As an experienced White Plains Employment Lawyer I am often asked about the positives and negatives of mediation vs. going to court. Many of our clients have heard the phrase alternative dispute resolution, and alternative dispute resolution takes many forms. The alternative is an alternative to going to court. The most popular forms are arbitration and mediation, and although people think those are the same things, they are completely different things. Arbitration is simply done by agreement, sometimes the employee doesn't realize he has entered into an arbitration agreement when he signs an employment agreement but many of them have arbitration agreements which require you to resolve a dispute by arbitration rather than going to court. Arbitration is more like a judicial forum in that there is one arbitrator, three arbitrators, or a panel of arbitrators but the arbitrators act as judges. They are there to hear evidence, take testimonies, look at documents, and render a decision. I’m not saying that the arbitrator won’t try and settle the case, but they are there to perform the function of deciding the case. The arbitrary form may be less expensive depending on the case, there may not be much discovery, i.e. deposition, change of documents although there will be some, there are few rules of evidence that can be beneficial depending on your point of view but it typically takes a shorter period of time to come to resolution. When an arbitrator or a panel decides a matter there is virtually no way to challenge it. Most arbitration provisions say that the arbitration decision is binding unless the arbitrator or the panel has exceeded their jurisdiction which is set out by agreement. In the case where that jurisdiction is exceeded there are provisions in the New York state civil practice and procedure law section 75 article 75 for challenging that but it almost never is successful.
Mediation is a very different form, and has very different skill sets from an arbitrator. A mediator is by agreement, but there are times where a mediator is on the scene to bring the parties together in resolution and not to decide who is wrong or right in the dispute and it represents a different focus and a different set of abilities. I say that mediation is voluntary but that’s not always true. Parties can always decide to mediate a dispute, they can hire any mediator they chose or they can go through any of the mediation companies that are now around the country. For example, in the United States District Court for the southern district of New York, if you file a complaint and the only claim in the complaint is discrimination in employment, the court will direct you to go to mediation. In that case, it’s a mediation before a member of a panel of voluntary mediators, mediators who are attorneys who are performing a free service as an aide to the court, it is not always a mediator who has experience. In employment discrimination law, there may be securities lawyers, they may be criminal lawyers but it is a mandatory program and while we initially felt that program would not be successful I would say that we have resolved cases in that program with mediators who knew nothing about this area of law without the need of extensive and expensive exchange of documents deposition and trial.
Are you trying to decide between arbitration and mediation?
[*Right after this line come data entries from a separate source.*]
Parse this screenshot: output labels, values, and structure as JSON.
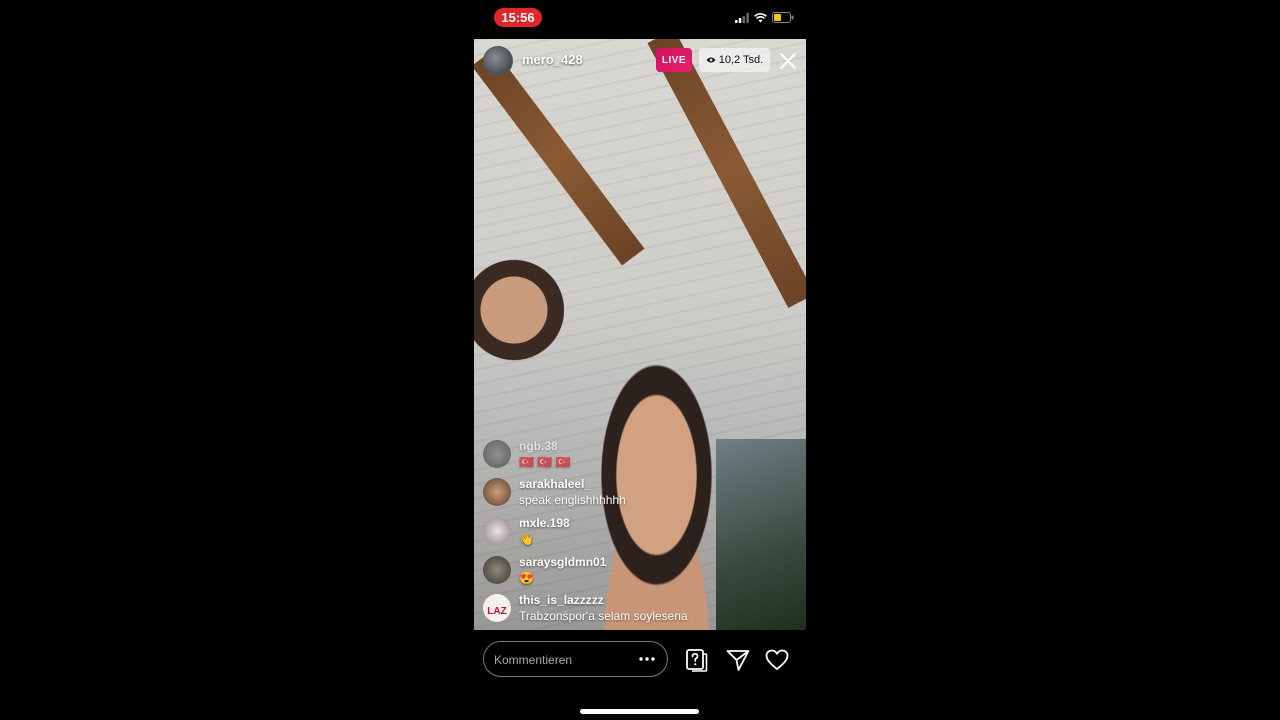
{
  "status_bar": {
    "time": "15:56"
  },
  "live": {
    "host_username": "mero_428",
    "live_label": "LIVE",
    "viewer_count": "10,2 Tsd."
  },
  "comments": [
    {
      "username": "ngb.38",
      "text": "🇹🇷 🇹🇷 🇹🇷"
    },
    {
      "username": "sarakhaleel_",
      "text": "speak englishhhhhh"
    },
    {
      "username": "mxle.198",
      "text": "👋"
    },
    {
      "username": "saraysgldmn01",
      "text": "😍"
    },
    {
      "username": "this_is_lazzzzz",
      "text": "Trabzonspor'a selam soylesena"
    }
  ],
  "comment_avatar_labels": {
    "lazzz_logo": "LAZ"
  },
  "composer": {
    "placeholder": "Kommentieren"
  },
  "colors": {
    "live_pink": "#d3105f",
    "clock_red": "#e0262b"
  },
  "icons": [
    "signal-icon",
    "wifi-icon",
    "battery-icon",
    "eye-icon",
    "close-icon",
    "more-icon",
    "question-icon",
    "send-icon",
    "heart-icon"
  ]
}
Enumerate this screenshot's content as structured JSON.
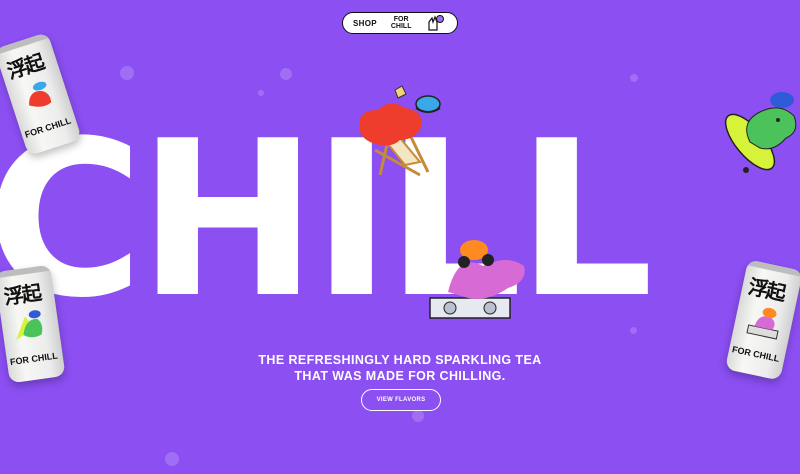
{
  "nav": {
    "shop_label": "SHOP",
    "logo_line1": "FOR",
    "logo_line2": "CHILL"
  },
  "hero": {
    "big_word": "CHILL",
    "tagline_line1": "THE REFRESHINGLY HARD SPARKLING TEA",
    "tagline_line2": "THAT WAS MADE FOR CHILLING.",
    "cta_label": "VIEW FLAVORS"
  },
  "can": {
    "kanji": "浮起",
    "brand": "FOR CHILL"
  },
  "colors": {
    "background": "#8b4ff2",
    "text": "#ffffff",
    "char_red": "#ee3d2c",
    "char_pink": "#d86ad6",
    "char_green": "#4cc25a",
    "skate_yellow": "#d6f33a",
    "hat_orange": "#ff8a1f",
    "hat_blue": "#3aa7e8"
  },
  "icons": {
    "nav": "hand-peace-icon"
  }
}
If so, contact the experienced White Plains Employment Lawyer Jane Gould.